The growing public debate about academic quality assurance within and across countries however has not always been well informed by analyses of the strengths and weaknesses of these new policy instruments. The Public Policy for Academic Quality Research Program (PPAQ) was designed to provide systematic analyses of innovative external quality assurance policies around the world. This volume presents the fourteen analyses of national policies on academic quality assurance conducted as part of the PPAQ Research Program utilizing the knowledge of informed international scholars. Each policy analysis examines the policy goals, implementation problems, and impacts of these newly developed national quality assurance instruments. The book concludes with an assessment of the lessons learned from these collected policy analyses and outlines the framework conditions that appear essential for assuring academic standards in the university sector.
Of the thirty-six states that have ever adopted performance funding, two-thirds discontinued it, although many of those later re-adopted it. Even when performance funding programs persist over time, they can undergo considerable changes in both the amount of state funding and in the indicators used to allocate funding. Yet performance funding continues to attract interest from federal and state officials, state policy associations, and major foundations as a way of improving educational outcomes.
The authors explore the various forces, actors, and motives behind the adoption, discontinuation, and transformation of performance funding programs. They compare U.S. programs to international models, and they gauge the likely future of performance funding, given the volatility of the political forces driving it. Aimed at educators, sociologists, political scientists, and policy makers, this book will be hailed as the definitive assessment of the origins and evolution of performance funding.-- Donald E. Heller, College of Education, Michigan State University

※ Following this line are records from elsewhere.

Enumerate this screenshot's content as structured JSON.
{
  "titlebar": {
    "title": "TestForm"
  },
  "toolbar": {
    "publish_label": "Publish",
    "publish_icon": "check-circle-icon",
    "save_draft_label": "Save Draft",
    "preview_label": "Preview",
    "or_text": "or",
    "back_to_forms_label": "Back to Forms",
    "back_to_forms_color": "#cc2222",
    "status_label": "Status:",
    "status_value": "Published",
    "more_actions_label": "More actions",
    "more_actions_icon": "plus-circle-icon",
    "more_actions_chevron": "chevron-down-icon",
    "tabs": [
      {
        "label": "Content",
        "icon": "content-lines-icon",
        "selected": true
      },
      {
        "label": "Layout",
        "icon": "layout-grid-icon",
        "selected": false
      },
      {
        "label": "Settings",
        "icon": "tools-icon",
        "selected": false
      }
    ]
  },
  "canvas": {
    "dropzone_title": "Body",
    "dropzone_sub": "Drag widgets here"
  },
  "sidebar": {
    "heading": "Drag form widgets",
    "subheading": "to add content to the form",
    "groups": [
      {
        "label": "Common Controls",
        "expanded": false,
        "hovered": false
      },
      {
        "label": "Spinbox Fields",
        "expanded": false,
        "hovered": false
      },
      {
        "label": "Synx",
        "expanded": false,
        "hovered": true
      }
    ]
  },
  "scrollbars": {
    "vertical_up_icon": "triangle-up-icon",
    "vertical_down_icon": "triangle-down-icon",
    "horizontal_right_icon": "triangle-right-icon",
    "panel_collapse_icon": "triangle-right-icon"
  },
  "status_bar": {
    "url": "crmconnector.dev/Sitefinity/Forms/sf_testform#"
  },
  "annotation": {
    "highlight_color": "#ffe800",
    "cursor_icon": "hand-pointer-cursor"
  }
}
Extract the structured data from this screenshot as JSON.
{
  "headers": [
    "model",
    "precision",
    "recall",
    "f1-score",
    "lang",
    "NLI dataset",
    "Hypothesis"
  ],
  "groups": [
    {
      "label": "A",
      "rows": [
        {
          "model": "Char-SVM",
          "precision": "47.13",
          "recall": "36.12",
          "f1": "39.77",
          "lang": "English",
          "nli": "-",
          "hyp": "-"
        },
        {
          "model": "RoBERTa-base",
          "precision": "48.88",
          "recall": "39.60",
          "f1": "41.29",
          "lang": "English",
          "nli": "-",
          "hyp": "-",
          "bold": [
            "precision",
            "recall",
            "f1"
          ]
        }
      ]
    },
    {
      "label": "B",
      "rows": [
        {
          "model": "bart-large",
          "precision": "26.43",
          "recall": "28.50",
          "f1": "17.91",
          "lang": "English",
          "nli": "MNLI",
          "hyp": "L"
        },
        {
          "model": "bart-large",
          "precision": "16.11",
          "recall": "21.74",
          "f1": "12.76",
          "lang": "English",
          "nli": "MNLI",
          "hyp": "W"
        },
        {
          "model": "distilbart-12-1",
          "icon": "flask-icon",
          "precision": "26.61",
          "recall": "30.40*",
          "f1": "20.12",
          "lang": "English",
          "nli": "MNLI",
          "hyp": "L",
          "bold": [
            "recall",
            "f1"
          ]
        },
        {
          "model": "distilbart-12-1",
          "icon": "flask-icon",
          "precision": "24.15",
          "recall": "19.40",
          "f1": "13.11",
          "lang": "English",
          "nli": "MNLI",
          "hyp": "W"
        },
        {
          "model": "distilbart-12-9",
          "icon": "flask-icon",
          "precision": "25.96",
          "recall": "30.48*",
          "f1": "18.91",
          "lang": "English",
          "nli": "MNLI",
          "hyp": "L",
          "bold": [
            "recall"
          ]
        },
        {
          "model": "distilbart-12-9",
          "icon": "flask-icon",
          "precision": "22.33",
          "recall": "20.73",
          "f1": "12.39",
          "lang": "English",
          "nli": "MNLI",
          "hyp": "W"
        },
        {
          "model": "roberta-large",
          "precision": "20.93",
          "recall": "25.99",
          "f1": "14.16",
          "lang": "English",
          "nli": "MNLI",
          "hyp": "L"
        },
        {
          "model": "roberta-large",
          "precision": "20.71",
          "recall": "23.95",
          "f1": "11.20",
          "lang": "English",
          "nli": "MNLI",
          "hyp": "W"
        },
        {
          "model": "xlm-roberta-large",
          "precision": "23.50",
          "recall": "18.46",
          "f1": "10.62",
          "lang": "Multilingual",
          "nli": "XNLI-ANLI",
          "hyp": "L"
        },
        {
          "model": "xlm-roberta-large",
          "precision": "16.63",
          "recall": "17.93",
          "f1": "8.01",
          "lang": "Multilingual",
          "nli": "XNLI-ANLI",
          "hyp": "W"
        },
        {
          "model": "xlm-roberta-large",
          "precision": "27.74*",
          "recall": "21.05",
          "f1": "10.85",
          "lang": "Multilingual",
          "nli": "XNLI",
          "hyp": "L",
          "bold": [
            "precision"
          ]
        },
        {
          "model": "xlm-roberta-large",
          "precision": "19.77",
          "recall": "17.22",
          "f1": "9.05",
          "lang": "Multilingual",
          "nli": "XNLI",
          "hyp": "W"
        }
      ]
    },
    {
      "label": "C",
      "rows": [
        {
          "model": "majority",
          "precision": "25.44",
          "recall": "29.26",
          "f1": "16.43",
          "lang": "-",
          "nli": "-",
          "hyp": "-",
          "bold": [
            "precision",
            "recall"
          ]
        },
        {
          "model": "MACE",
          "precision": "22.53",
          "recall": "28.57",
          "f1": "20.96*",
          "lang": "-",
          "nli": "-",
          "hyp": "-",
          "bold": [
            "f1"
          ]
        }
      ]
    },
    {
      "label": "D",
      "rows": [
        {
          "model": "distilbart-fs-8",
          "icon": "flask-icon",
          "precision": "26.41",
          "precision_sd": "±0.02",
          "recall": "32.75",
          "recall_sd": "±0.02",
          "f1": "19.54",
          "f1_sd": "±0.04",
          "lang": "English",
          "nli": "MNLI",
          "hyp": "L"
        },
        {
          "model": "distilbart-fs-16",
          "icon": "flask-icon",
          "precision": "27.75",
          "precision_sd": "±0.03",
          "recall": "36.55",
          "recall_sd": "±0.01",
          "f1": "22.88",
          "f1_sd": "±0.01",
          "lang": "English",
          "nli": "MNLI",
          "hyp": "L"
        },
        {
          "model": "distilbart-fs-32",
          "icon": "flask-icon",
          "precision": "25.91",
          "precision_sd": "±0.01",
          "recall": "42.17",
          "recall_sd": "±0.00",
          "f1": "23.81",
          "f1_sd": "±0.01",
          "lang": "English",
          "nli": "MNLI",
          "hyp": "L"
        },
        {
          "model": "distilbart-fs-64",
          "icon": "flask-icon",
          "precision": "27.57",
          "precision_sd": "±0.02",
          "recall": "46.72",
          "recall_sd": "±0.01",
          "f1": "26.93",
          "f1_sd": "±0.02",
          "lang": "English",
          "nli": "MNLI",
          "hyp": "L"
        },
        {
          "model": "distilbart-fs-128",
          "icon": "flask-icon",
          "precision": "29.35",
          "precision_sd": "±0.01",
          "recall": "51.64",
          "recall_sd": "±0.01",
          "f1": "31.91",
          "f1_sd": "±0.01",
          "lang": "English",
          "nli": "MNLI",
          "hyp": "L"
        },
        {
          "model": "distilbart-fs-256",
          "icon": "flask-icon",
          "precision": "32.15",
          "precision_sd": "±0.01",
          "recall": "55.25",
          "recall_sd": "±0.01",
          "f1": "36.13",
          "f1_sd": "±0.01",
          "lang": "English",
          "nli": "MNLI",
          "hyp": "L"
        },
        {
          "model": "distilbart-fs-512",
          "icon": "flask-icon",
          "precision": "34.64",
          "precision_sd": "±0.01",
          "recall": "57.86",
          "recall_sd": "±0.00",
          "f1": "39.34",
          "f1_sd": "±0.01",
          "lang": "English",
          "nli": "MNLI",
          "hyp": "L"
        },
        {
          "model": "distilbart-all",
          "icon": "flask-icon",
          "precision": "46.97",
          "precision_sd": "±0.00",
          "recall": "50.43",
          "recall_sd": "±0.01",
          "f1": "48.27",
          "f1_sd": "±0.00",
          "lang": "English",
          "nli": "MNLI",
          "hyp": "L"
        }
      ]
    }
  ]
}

This book draws out contemporary and enduring themes from current literature on health care organization and considers them from a range of theoretical perspectives. Drawing on robust areas of research and some key academics who contribute to work in this field, it is a book relevant both to experts in the field and to those seeking to develop an understanding of health care organization from a theoretical perspective. Analysing Health Care Organizations provides a state of the art introduction foundation for subsequent works that will extend its content; providing a broad introductory overview of this theoretical terrain and setting the scene for further research.